At an event like the Chantilly Arts & Elegance Richard Mille, standing out among a sea of jewel-like machines isn’t the easiest task. But had a passerby counted this Ferrari’s louvres, he may have stopped to appreciate a race-winning car that has decades of history under its belt.
During the 1950s, any proper gentleman racer was driving a Ferrari 250 GT Competizione. They were produced in both Passo Corto and Passo Lungo wheelbases, 94.5 inches (2.4m) for the short wheelbase, and 102.3 inches (2.6m) for the other. It is believed that 91 racing cars were built in the long wheelbase we’re interested in here, all powered by the famous Colombo V12, coiled in a supremely delicate aluminum body. At the opposite of the luxury of the “standard” GT, the racing versions built by Zagato or Scaglietti were extreme: lightweight interiors, plexiglas windows, V12s free from mufflers…
This car shown at Chantilly Arts & Elegance is a 250 GT Competizione “Tour De France” Passo Lungo. It won the 1957 Tour de France Automobile and took second in the prestigious Pau 3 hours, driven by Olivier Gendebien on both occasions.
Mr Gendebien was a racing driver from Brussels, who initially caught Enzo Ferrari’s eye by winning the Liège-Rome-Liège in a Mercedes-Benz 300SL. He was right to pay attention: Gendebien was a Second World War hero, eventually winning the 24 Hours of Le Mans four times, the 12 Hours of Sebring three times, and stands as one of the most successful racing drivers of that era.
This car also finished third at the 1957 Mile Miglia, and is still going well—racing at the reborn Tour Auto in 1995, 1997, 1999, 2003, 2004, and 2005 and showing at Goodwood, Villa d’Este and Pebble Beach. It was here at Chantilly, and rightfully won the first prize in its class.
If you’d like one of your own just like chassis number #0677GT, there were reportedly 84 “Tour De France”-style cars made—an unofficial name that came from Ferrari’s four consecutive wins between ’56 and ’59 at the Tour de France Automobile.
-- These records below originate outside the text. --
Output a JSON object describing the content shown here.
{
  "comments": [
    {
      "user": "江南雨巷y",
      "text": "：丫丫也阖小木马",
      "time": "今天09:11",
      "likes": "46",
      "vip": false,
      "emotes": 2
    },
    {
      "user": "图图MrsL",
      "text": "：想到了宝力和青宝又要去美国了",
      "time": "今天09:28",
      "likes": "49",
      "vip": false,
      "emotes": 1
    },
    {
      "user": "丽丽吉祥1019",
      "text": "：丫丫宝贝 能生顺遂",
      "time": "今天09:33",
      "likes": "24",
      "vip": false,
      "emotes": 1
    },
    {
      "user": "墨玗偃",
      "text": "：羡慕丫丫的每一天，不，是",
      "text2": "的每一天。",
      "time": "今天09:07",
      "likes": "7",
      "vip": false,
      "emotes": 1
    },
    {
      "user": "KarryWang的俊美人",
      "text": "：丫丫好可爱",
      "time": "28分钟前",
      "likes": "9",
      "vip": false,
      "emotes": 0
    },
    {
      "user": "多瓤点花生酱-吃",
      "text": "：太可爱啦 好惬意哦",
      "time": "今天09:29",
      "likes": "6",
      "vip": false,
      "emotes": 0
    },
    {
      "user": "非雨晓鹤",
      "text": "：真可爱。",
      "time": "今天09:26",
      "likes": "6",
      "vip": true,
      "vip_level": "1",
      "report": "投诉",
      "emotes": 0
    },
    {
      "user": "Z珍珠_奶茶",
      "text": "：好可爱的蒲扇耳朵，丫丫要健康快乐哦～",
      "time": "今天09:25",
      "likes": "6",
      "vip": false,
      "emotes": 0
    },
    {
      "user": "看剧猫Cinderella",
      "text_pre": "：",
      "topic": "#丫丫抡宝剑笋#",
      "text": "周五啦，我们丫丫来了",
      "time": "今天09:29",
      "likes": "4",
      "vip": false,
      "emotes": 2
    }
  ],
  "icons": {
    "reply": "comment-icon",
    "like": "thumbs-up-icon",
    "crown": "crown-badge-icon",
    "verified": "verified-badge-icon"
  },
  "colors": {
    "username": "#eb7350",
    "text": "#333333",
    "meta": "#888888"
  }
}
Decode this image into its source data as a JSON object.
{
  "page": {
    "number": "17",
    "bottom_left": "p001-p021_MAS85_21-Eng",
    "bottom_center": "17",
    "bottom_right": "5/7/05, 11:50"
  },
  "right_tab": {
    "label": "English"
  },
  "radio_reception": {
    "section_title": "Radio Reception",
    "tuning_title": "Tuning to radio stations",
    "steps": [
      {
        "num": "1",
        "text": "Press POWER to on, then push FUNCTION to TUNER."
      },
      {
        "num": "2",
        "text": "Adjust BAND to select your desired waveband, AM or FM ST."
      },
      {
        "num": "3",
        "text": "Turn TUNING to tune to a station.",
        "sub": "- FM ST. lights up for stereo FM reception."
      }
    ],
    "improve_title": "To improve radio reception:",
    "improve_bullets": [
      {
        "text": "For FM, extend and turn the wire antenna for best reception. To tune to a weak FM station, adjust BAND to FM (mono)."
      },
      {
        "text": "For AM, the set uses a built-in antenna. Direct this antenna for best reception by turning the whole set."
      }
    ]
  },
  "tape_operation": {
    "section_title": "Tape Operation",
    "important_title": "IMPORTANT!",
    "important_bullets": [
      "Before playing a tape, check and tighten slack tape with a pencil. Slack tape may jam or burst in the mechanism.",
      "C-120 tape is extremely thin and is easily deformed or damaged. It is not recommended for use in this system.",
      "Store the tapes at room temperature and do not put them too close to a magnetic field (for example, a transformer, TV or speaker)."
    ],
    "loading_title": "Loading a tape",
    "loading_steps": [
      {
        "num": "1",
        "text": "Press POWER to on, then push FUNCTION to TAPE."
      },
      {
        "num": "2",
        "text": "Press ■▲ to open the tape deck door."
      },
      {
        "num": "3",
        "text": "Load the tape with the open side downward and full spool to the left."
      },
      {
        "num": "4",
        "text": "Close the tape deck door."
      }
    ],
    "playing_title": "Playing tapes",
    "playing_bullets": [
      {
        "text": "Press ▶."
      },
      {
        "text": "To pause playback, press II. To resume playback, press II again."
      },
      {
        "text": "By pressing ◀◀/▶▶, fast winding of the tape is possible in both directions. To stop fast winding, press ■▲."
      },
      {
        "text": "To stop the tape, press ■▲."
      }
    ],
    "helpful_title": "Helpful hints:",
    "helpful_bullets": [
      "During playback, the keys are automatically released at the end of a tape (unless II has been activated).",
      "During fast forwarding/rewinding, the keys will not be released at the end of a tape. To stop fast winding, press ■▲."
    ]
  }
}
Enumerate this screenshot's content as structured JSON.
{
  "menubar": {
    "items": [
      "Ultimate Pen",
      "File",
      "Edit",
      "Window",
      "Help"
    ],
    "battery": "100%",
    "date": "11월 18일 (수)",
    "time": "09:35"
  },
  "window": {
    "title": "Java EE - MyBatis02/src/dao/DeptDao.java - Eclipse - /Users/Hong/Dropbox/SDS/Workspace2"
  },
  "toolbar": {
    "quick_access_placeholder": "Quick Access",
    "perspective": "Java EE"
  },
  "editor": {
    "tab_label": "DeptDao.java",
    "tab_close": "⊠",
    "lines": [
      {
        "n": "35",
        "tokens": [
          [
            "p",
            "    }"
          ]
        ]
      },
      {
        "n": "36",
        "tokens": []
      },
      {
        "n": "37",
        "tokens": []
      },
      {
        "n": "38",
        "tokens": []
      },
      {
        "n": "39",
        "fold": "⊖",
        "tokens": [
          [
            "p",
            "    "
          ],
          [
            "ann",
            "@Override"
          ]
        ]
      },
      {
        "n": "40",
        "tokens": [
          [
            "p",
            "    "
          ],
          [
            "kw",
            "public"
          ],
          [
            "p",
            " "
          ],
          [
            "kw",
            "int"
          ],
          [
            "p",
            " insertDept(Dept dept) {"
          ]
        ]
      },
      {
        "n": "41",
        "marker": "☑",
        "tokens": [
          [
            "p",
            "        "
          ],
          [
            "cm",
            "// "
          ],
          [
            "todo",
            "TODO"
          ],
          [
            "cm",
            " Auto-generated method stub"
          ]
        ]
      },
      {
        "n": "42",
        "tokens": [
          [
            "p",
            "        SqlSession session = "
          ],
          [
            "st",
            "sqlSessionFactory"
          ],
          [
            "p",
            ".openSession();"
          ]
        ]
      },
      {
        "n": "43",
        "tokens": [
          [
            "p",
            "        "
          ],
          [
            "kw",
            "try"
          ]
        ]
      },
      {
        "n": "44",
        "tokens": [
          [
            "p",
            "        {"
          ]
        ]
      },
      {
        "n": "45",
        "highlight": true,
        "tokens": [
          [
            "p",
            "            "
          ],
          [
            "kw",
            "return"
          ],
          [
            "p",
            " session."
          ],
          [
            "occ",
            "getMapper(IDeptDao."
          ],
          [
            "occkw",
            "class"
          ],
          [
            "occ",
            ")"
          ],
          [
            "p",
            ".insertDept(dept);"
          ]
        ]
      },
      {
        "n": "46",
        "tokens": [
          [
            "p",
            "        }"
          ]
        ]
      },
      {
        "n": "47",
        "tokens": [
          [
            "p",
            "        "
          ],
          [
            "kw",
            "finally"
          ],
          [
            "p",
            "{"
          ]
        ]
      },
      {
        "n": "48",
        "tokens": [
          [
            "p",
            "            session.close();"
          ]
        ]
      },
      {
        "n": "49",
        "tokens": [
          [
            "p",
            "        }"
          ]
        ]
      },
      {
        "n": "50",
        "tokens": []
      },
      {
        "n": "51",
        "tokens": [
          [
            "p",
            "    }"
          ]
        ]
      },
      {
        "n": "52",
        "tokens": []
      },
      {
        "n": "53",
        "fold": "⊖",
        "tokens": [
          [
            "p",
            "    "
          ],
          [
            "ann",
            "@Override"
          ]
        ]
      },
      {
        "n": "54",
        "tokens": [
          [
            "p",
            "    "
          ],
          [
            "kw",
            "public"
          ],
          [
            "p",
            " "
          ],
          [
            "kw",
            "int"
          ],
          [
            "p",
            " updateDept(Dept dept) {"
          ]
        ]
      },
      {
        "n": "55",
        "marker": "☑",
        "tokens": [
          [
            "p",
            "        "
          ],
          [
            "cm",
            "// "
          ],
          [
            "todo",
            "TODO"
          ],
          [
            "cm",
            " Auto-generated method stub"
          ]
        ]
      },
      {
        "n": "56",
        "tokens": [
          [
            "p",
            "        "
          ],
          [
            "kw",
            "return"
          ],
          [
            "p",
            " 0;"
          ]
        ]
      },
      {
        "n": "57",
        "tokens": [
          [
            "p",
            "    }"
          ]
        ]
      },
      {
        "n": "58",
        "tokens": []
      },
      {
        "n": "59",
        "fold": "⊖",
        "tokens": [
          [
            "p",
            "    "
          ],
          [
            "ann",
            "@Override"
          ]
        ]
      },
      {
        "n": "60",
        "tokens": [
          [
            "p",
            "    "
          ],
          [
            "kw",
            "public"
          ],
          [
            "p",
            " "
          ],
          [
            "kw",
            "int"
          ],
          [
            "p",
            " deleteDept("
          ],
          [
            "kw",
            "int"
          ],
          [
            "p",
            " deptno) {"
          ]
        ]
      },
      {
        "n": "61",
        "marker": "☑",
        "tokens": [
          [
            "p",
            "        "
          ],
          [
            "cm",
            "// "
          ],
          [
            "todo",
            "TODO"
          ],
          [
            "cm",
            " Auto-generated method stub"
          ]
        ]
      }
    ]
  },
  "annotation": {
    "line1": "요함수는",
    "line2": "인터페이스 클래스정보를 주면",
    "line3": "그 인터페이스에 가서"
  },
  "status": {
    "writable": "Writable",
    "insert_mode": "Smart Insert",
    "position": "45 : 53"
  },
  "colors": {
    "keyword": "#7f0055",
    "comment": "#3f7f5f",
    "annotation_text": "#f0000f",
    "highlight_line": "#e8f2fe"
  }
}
Of those, only nine had 14 louvres.
Photography by Paul Criton
Taken from Petrolicious